What is being asked:
Look through the data below. Pick out the lines holding the string "object".

Information:
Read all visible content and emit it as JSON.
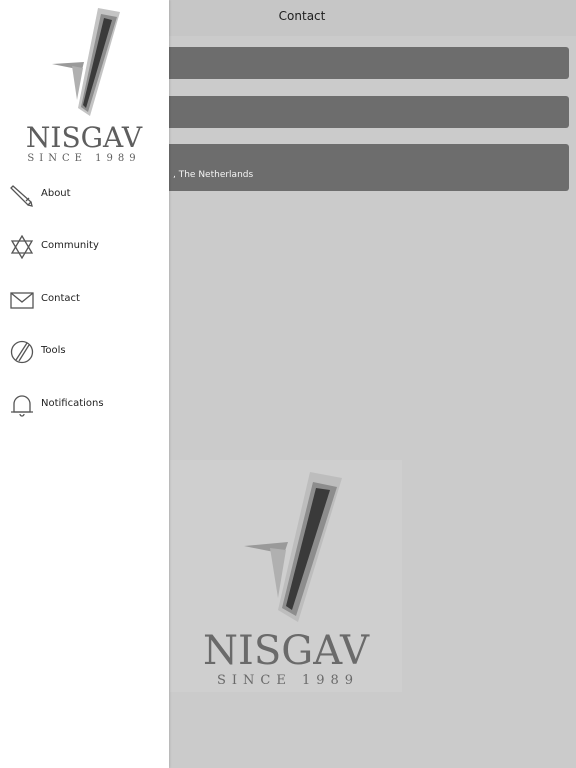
{
  "header": {
    "title": "Contact"
  },
  "cards": [
    {
      "text": ""
    },
    {
      "text": ""
    },
    {
      "text": ", The Netherlands"
    }
  ],
  "logo": {
    "brand": "NISGAV",
    "tagline": "SINCE 1989"
  },
  "drawer": {
    "items": [
      {
        "label": "About",
        "icon": "pencil-icon"
      },
      {
        "label": "Community",
        "icon": "star-of-david-icon"
      },
      {
        "label": "Contact",
        "icon": "envelope-icon"
      },
      {
        "label": "Tools",
        "icon": "slash-circle-icon"
      },
      {
        "label": "Notifications",
        "icon": "bell-icon"
      }
    ]
  },
  "colors": {
    "background": "#cbcbcb",
    "card": "#6d6d6d",
    "drawer": "#ffffff"
  }
}
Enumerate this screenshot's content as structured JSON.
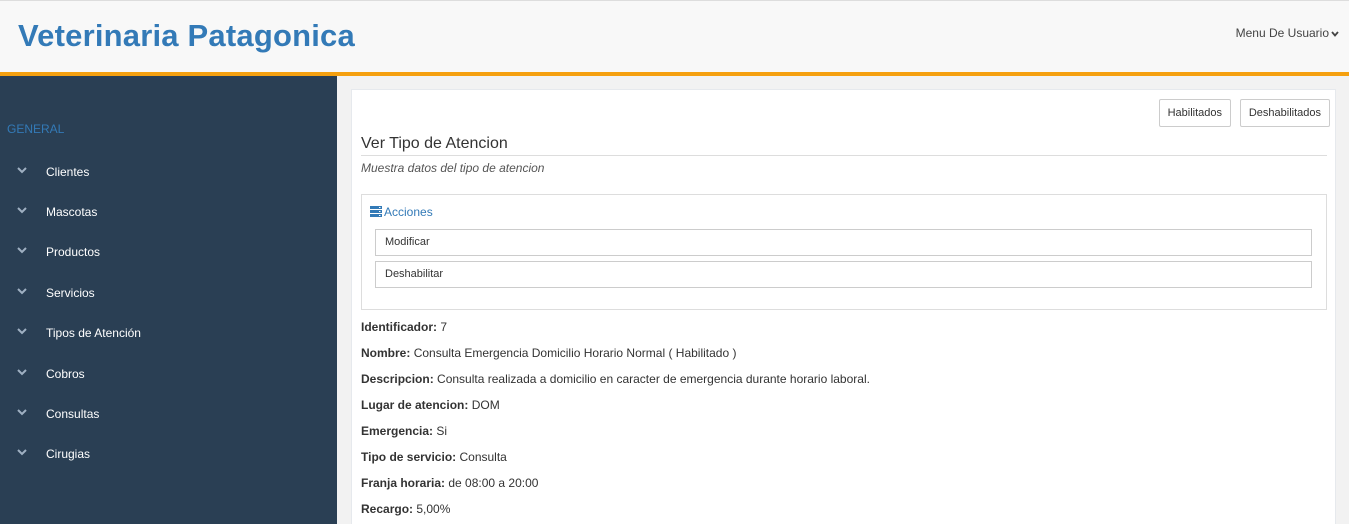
{
  "header": {
    "brand": "Veterinaria Patagonica",
    "user_menu": "Menu De Usuario"
  },
  "sidebar": {
    "section": "GENERAL",
    "items": [
      {
        "label": "Clientes"
      },
      {
        "label": "Mascotas"
      },
      {
        "label": "Productos"
      },
      {
        "label": "Servicios"
      },
      {
        "label": "Tipos de Atención"
      },
      {
        "label": "Cobros"
      },
      {
        "label": "Consultas"
      },
      {
        "label": "Cirugias"
      }
    ]
  },
  "toolbar": {
    "enabled_label": "Habilitados",
    "disabled_label": "Deshabilitados"
  },
  "page": {
    "title": "Ver Tipo de Atencion",
    "subtitle": "Muestra datos del tipo de atencion"
  },
  "actions": {
    "heading": "Acciones",
    "modify_label": "Modificar",
    "disable_label": "Deshabilitar"
  },
  "details": [
    {
      "key": "Identificador:",
      "value": "7"
    },
    {
      "key": "Nombre:",
      "value": "Consulta Emergencia Domicilio Horario Normal ( Habilitado )"
    },
    {
      "key": "Descripcion:",
      "value": "Consulta realizada a domicilio en caracter de emergencia durante horario laboral."
    },
    {
      "key": "Lugar de atencion:",
      "value": "DOM"
    },
    {
      "key": "Emergencia:",
      "value": "Si"
    },
    {
      "key": "Tipo de servicio:",
      "value": "Consulta"
    },
    {
      "key": "Franja horaria:",
      "value": "de 08:00 a 20:00"
    },
    {
      "key": "Recargo:",
      "value": "5,00%"
    }
  ],
  "colors": {
    "accent": "#f5a00f",
    "brand": "#337ab7",
    "sidebar": "#2a3f54"
  }
}
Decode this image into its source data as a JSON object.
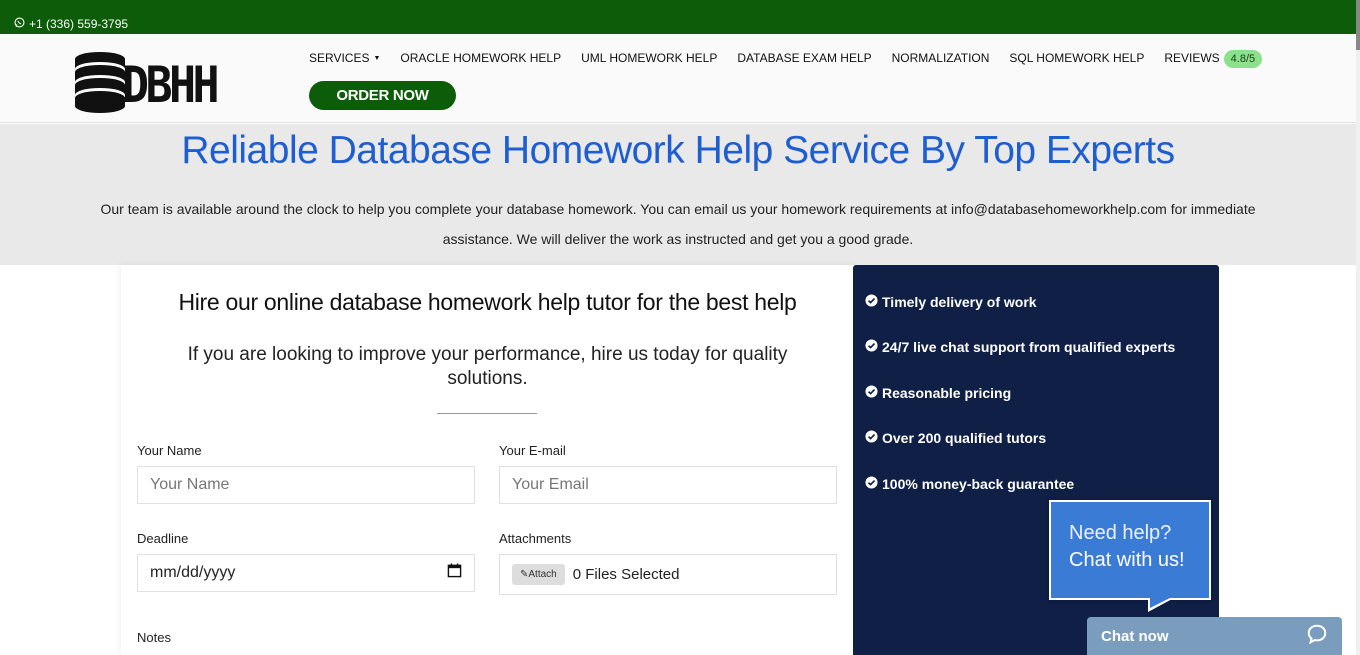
{
  "topbar": {
    "phone": "+1 (336) 559-3795",
    "icon": "whatsapp-icon"
  },
  "logo": {
    "text": "DBHH",
    "icon": "database-stack-icon"
  },
  "nav": {
    "services": "SERVICES",
    "oracle": "ORACLE HOMEWORK HELP",
    "uml": "UML HOMEWORK HELP",
    "database_exam": "DATABASE EXAM HELP",
    "normalization": "NORMALIZATION",
    "sql": "SQL HOMEWORK HELP",
    "reviews": "REVIEWS",
    "rating": "4.8/5",
    "order_now": "ORDER NOW"
  },
  "hero": {
    "title": "Reliable Database Homework Help Service By Top Experts",
    "description": "Our team is available around the clock to help you complete your database homework. You can email us your homework requirements at info@databasehomeworkhelp.com for immediate assistance. We will deliver the work as instructed and get you a good grade."
  },
  "form": {
    "heading": "Hire our online database homework help tutor for the best help",
    "subheading": "If you are looking to improve your performance, hire us today for quality solutions.",
    "name_label": "Your Name",
    "name_placeholder": "Your Name",
    "email_label": "Your E-mail",
    "email_placeholder": "Your Email",
    "deadline_label": "Deadline",
    "deadline_value": "mm/dd/yyyy",
    "attachments_label": "Attachments",
    "attach_button": "Attach",
    "files_status": "0 Files Selected",
    "notes_label": "Notes"
  },
  "benefits": [
    "Timely delivery of work",
    "24/7 live chat support from qualified experts",
    "Reasonable pricing",
    "Over 200 qualified tutors",
    "100% money-back guarantee"
  ],
  "chat": {
    "line1": "Need help?",
    "line2": "Chat with us!",
    "chat_now": "Chat now"
  },
  "colors": {
    "brand_green": "#0d5c09",
    "title_blue": "#1f5ed1",
    "panel_navy": "#0f1f45",
    "chat_blue": "#3a7bd5"
  }
}
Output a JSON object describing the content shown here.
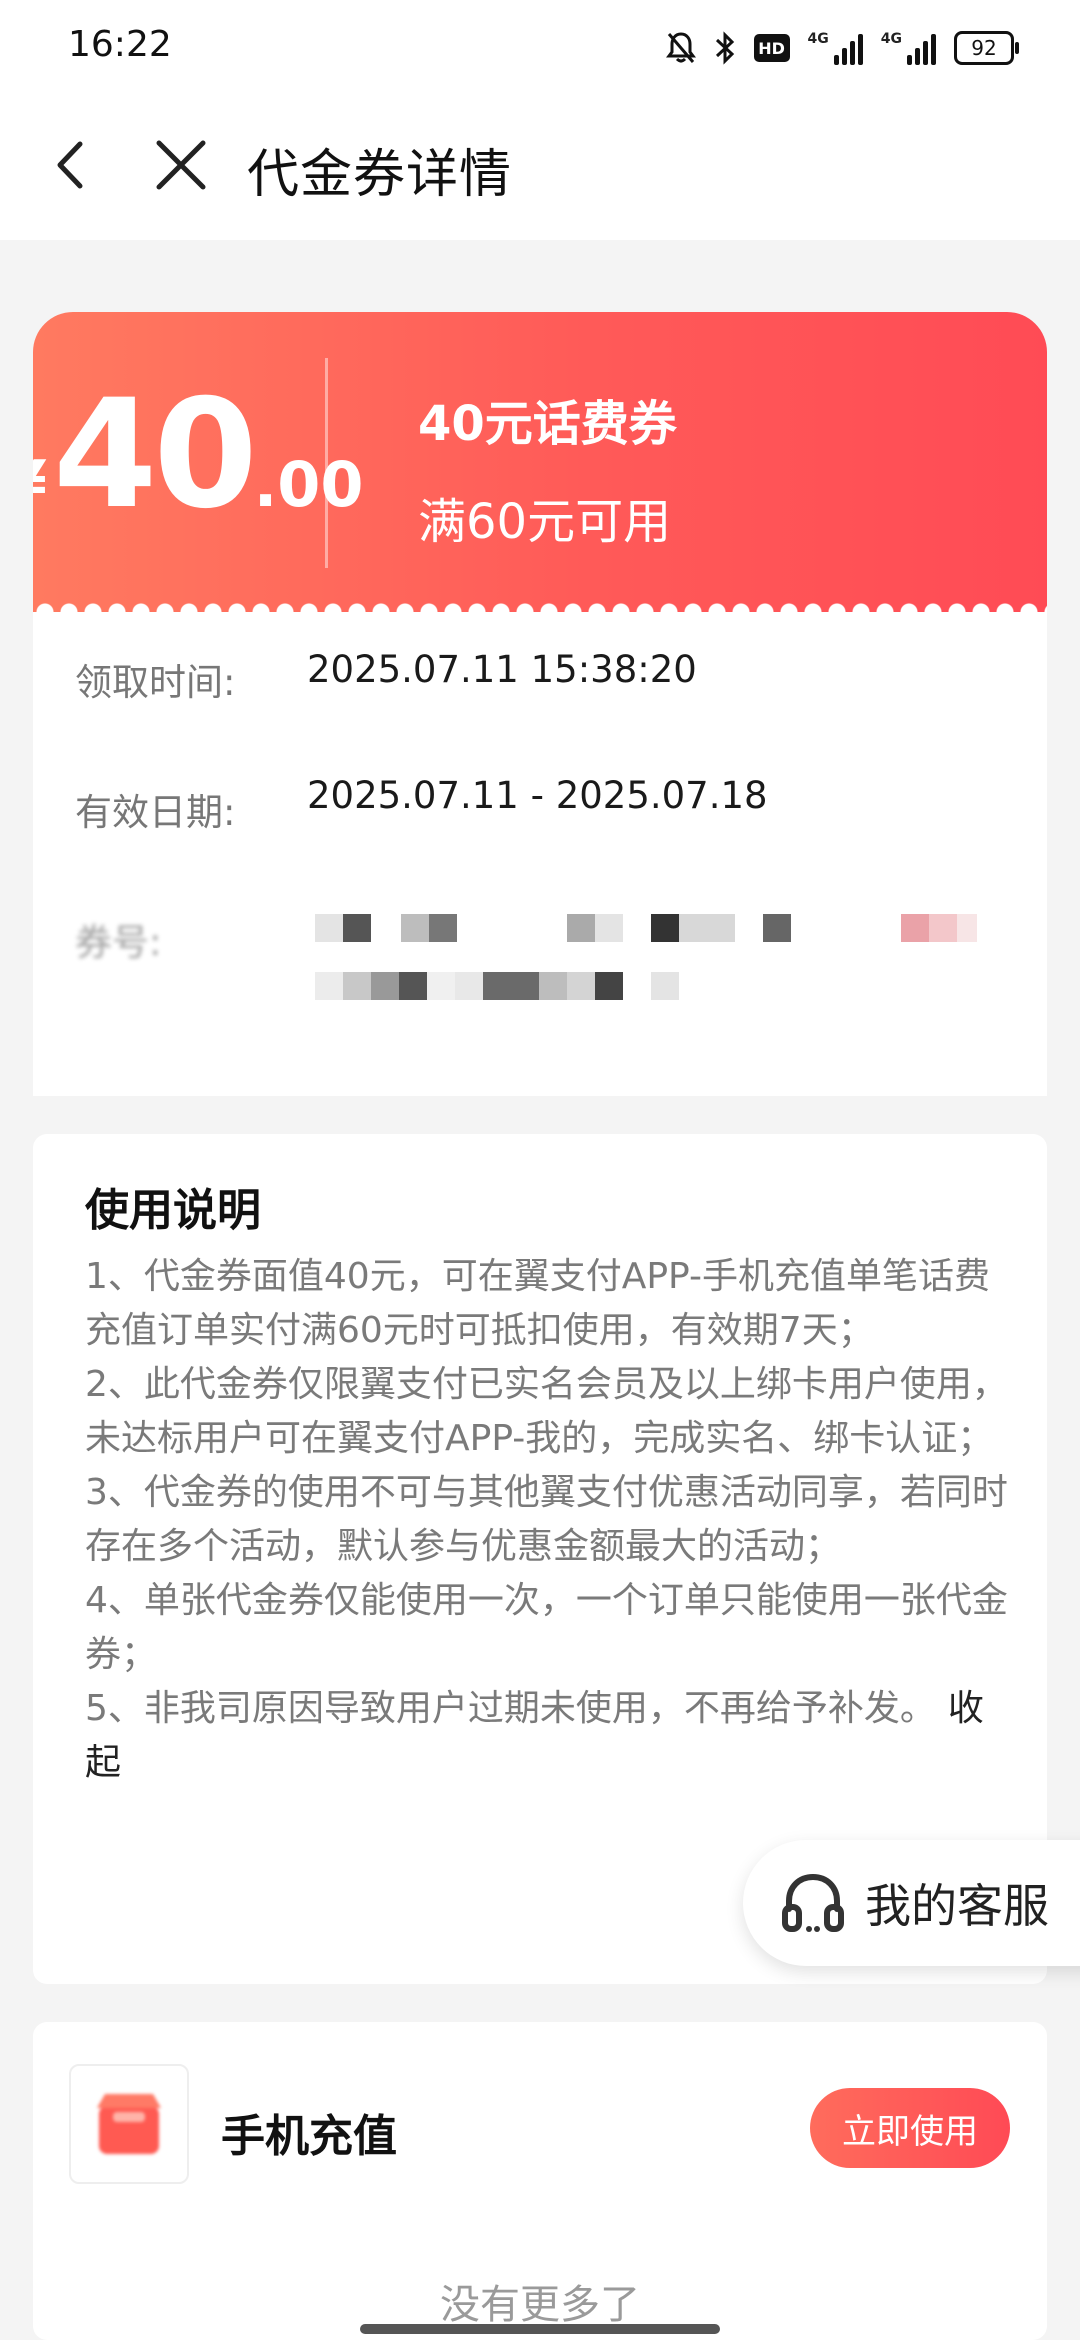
{
  "status_bar": {
    "time": "16:22",
    "hd": "HD",
    "network_1": "4G",
    "network_2": "4G",
    "battery": "92"
  },
  "header": {
    "title": "代金券详情"
  },
  "coupon": {
    "currency": "¥",
    "amount_int": "40",
    "amount_dec": ".00",
    "name": "40元话费券",
    "condition": "满60元可用",
    "claim_time_label": "领取时间:",
    "claim_time_value": "2025.07.11 15:38:20",
    "valid_label": "有效日期:",
    "valid_value": "2025.07.11 - 2025.07.18",
    "code_label": "券号:",
    "accent_color": "#ff5a58"
  },
  "usage": {
    "title": "使用说明",
    "items": [
      "1、代金券面值40元，可在翼支付APP-手机充值单笔话费充值订单实付满60元时可抵扣使用，有效期7天；",
      "2、此代金券仅限翼支付已实名会员及以上绑卡用户使用，未达标用户可在翼支付APP-我的，完成实名、绑卡认证；",
      "3、代金券的使用不可与其他翼支付优惠活动同享，若同时存在多个活动，默认参与优惠金额最大的活动；",
      "4、单张代金券仅能使用一次，一个订单只能使用一张代金券；",
      "5、非我司原因导致用户过期未使用，不再给予补发。"
    ],
    "collapse": "收起"
  },
  "customer_service": {
    "label": "我的客服"
  },
  "product": {
    "name": "手机充值",
    "button": "立即使用"
  },
  "footer": {
    "no_more": "没有更多了"
  }
}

Solution to the problem:
Decode this image into its source data as a JSON object.
Output a JSON object describing the content shown here.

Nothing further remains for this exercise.